▶ LISTED ENTRIES:

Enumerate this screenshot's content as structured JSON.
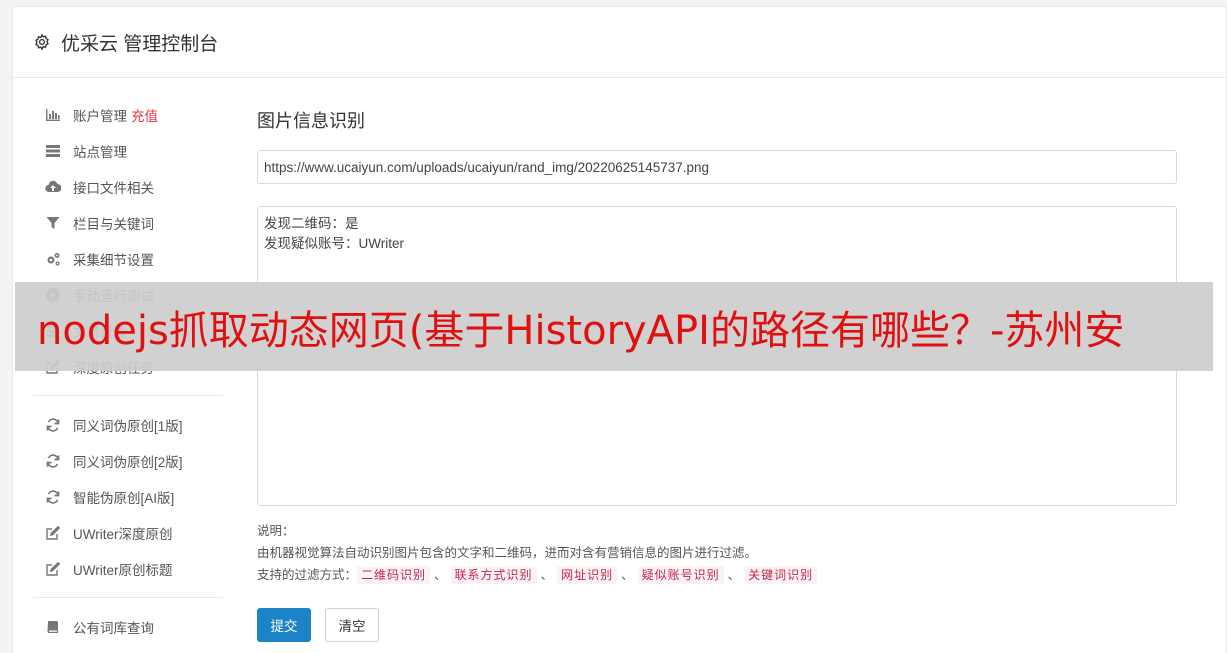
{
  "header": {
    "title": "优采云 管理控制台"
  },
  "sidebar": {
    "group1": [
      {
        "label": "账户管理",
        "extra": "充值",
        "icon": "bar-chart-icon"
      },
      {
        "label": "站点管理",
        "icon": "server-icon"
      },
      {
        "label": "接口文件相关",
        "icon": "cloud-upload-icon"
      },
      {
        "label": "栏目与关键词",
        "icon": "filter-icon"
      },
      {
        "label": "采集细节设置",
        "icon": "gears-icon"
      },
      {
        "label": "手动运行测试",
        "icon": "play-circle-icon"
      },
      {
        "label": "文章管理",
        "icon": "database-icon"
      },
      {
        "label": "深度原创任务",
        "icon": "edit-icon"
      }
    ],
    "group2": [
      {
        "label": "同义词伪原创[1版]",
        "icon": "refresh-icon"
      },
      {
        "label": "同义词伪原创[2版]",
        "icon": "refresh-icon"
      },
      {
        "label": "智能伪原创[AI版]",
        "icon": "refresh-icon"
      },
      {
        "label": "UWriter深度原创",
        "icon": "edit-icon"
      },
      {
        "label": "UWriter原创标题",
        "icon": "edit-icon"
      }
    ],
    "group3": [
      {
        "label": "公有词库查询",
        "icon": "book-icon"
      }
    ]
  },
  "main": {
    "title": "图片信息识别",
    "url_value": "https://www.ucaiyun.com/uploads/ucaiyun/rand_img/20220625145737.png",
    "result_lines": [
      "发现二维码：是",
      "发现疑似账号：UWriter"
    ],
    "desc_heading": "说明：",
    "desc_text": "由机器视觉算法自动识别图片包含的文字和二维码，进而对含有营销信息的图片进行过滤。",
    "filter_label": "支持的过滤方式：",
    "filter_tags": [
      "二维码识别",
      "联系方式识别",
      "网址识别",
      "疑似账号识别",
      "关键词识别"
    ],
    "filter_separator": "、",
    "submit_label": "提交",
    "clear_label": "清空"
  },
  "overlay": {
    "text": "nodejs抓取动态网页(基于HistoryAPI的路径有哪些？-苏州安"
  },
  "colors": {
    "primary": "#1c84c6",
    "recharge": "#e4393c",
    "overlay_text": "#e01010",
    "tag_text": "#c7254e"
  }
}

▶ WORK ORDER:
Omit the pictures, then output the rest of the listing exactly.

▶ ANSWER BOX:
Enumerate this screenshot's content as structured JSON.
{
  "header": {
    "title": "优采云 管理控制台"
  },
  "sidebar": {
    "group1": [
      {
        "label": "账户管理",
        "extra": "充值",
        "icon": "bar-chart-icon"
      },
      {
        "label": "站点管理",
        "icon": "server-icon"
      },
      {
        "label": "接口文件相关",
        "icon": "cloud-upload-icon"
      },
      {
        "label": "栏目与关键词",
        "icon": "filter-icon"
      },
      {
        "label": "采集细节设置",
        "icon": "gears-icon"
      },
      {
        "label": "手动运行测试",
        "icon": "play-circle-icon"
      },
      {
        "label": "文章管理",
        "icon": "database-icon"
      },
      {
        "label": "深度原创任务",
        "icon": "edit-icon"
      }
    ],
    "group2": [
      {
        "label": "同义词伪原创[1版]",
        "icon": "refresh-icon"
      },
      {
        "label": "同义词伪原创[2版]",
        "icon": "refresh-icon"
      },
      {
        "label": "智能伪原创[AI版]",
        "icon": "refresh-icon"
      },
      {
        "label": "UWriter深度原创",
        "icon": "edit-icon"
      },
      {
        "label": "UWriter原创标题",
        "icon": "edit-icon"
      }
    ],
    "group3": [
      {
        "label": "公有词库查询",
        "icon": "book-icon"
      }
    ]
  },
  "main": {
    "title": "图片信息识别",
    "url_value": "https://www.ucaiyun.com/uploads/ucaiyun/rand_img/20220625145737.png",
    "result_lines": [
      "发现二维码：是",
      "发现疑似账号：UWriter"
    ],
    "desc_heading": "说明：",
    "desc_text": "由机器视觉算法自动识别图片包含的文字和二维码，进而对含有营销信息的图片进行过滤。",
    "filter_label": "支持的过滤方式：",
    "filter_tags": [
      "二维码识别",
      "联系方式识别",
      "网址识别",
      "疑似账号识别",
      "关键词识别"
    ],
    "filter_separator": "、",
    "submit_label": "提交",
    "clear_label": "清空"
  },
  "overlay": {
    "text": "nodejs抓取动态网页(基于HistoryAPI的路径有哪些？-苏州安"
  },
  "colors": {
    "primary": "#1c84c6",
    "recharge": "#e4393c",
    "overlay_text": "#e01010",
    "tag_text": "#c7254e"
  }
}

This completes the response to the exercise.